Borie village near Gordes.
If you’re interested in bull fighting, another unique must-see is the Musee des Cultures Taurines, located near the amphitheatre. Here you can discover how the bulls of the Camargue were bred for the arenas, and how Nimes played a significant part in bullfighting history.
Visit the iconic Pont du Gard – a seriously impressive Roman Aqueduct crossing the river Gardon. One of the oldest Roman hydraulic works, used to bring water to the city, it is one of the finest remaining of its kind. At 48.77m high, it is an extraordinary sight and just 12 miles away from Nimes.
Avignon. Palais des Papes As you meander around the streets of Avignon you won’t fail to miss the impressive Palace of the Popes (Palais des Papes). One of the most visited heritage sites in France, it really is no wonder. Claiming to be the world’s largest Gothic palace with towers rising 50ft tall and featuring characteristic spires, the sheer size alone is jaw-dropping. And that’s without considering the expanse that is the Palace’s courtyard, which the kids will adore running around in. Built in 1309, it’s been home to nine popes making the city a major political and spiritual capital. So yes, it’s worth the visit!

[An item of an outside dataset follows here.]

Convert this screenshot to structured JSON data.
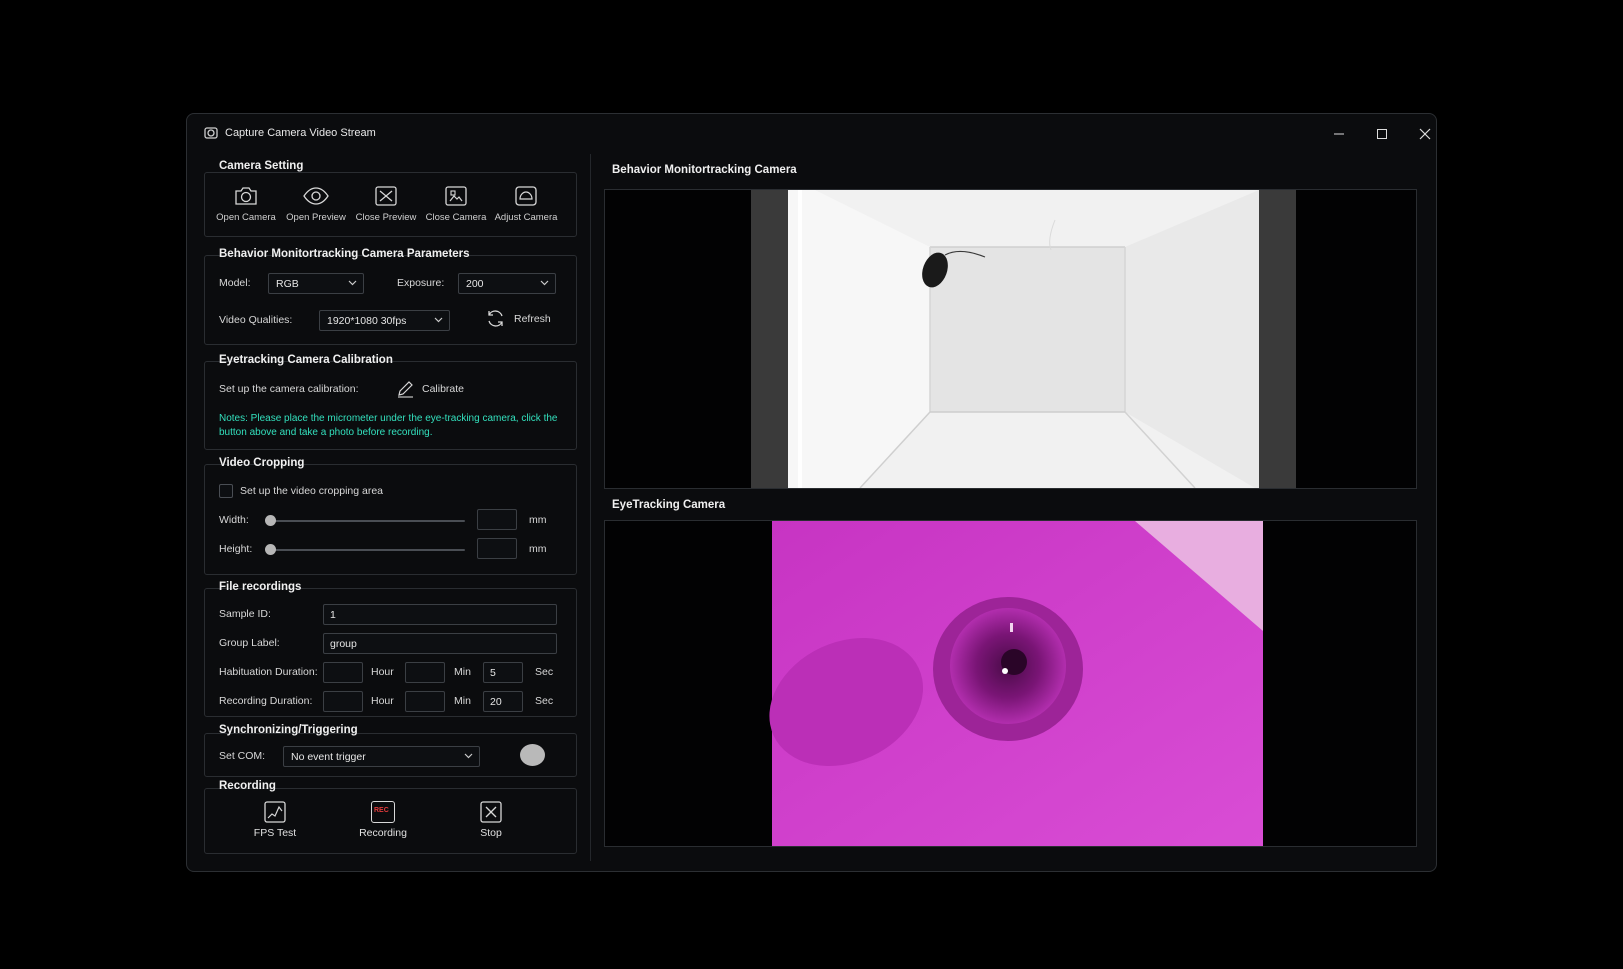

Avignon: There are an abundance of museums and art galleries to explore.
Try the Petit Palais, a former archbishop’s palace and now museum and art gallery. Home to some amazing Renaissance paintings, including those by Boticelli and Crivelli, it’s also a stunning place to just stroll around. For even more exceptional art, visit the Musee Angladon, exhibiting six Picasso pieces, as well as paintings by Degas, Cezanne, Van Gogh and Manet, and the Musee Calvet – a stylish 18th-century mansion boasting paintings by Bonnard, Brueghel and Vuillard. Avignon certainly offers a feast for the eyes.
Orange: The Roman Theatre and “Triumphant Arch” of Orange in Provence. The spectacular Roman theatre, said to be the world's best preserved. Dominating the town's medieval centre, this is the only European Roman theatre to have conserved its stage wall, which stands at about 100 metres long and 37 metres wide – just one of the reasons this has been listed as a UNESCO World Heritage Site. Alongside this iconic theatre stands The Triumphal Arch of Orange, a UNESCO listed monument. Acting as a gateway to the town, the arch at 22 metres high displays ornate carvings relating to the conquests of Augustus – another impressive feature of this small gem set in the Rhone Valley. Although the whole of Orange could be seen as a living museum in itself, there’s also the town’s Municipal Museum, a short walk from the theatre. Boasting many artefacts from excavations in the area you’ll find anything from old medieval coins, prints and even a remarkable slab engraved with the allocations of land. And, one final building you should certainly try to see whilst in Rome (sorry, Orange), is the impressive 4th century Cathedral of Notre-Dame-de-Nazareth. Rebuilt in the 12th century, this Romanesque-style building is a delight, especially inside. Adorned with fantastic paintings, frescoes and sculptures created by Italians, it’s a real feast for the eyes.
The Choregies d'Orange What better place to see a summer opera festival than at one of the best-preserved UNESCO Roman Theatres in the Western world- the Theatre Antique d’Orange. In front of a possible 9,000 spectators some of the most famous operas including Madame Butterfly and La Traviata are performed as part of The Choregies d’Orange – the reputed oldest festival in France. Because of the event's heritage, and the circular theatre walls remaining intact – resulting in exceptional acoustics – the festival has gained international success. Many global stars perform here over the six performances that take place over August, so be sure to book your tickets early for the opera of your choice. Then when you’ve had your fill of heavenly music in this stunning theatre, wander around Orange, enjoying its narrow streets, Triumphal Arc and picturesque squares where you can sit down for a coffee or two and watch the world go by.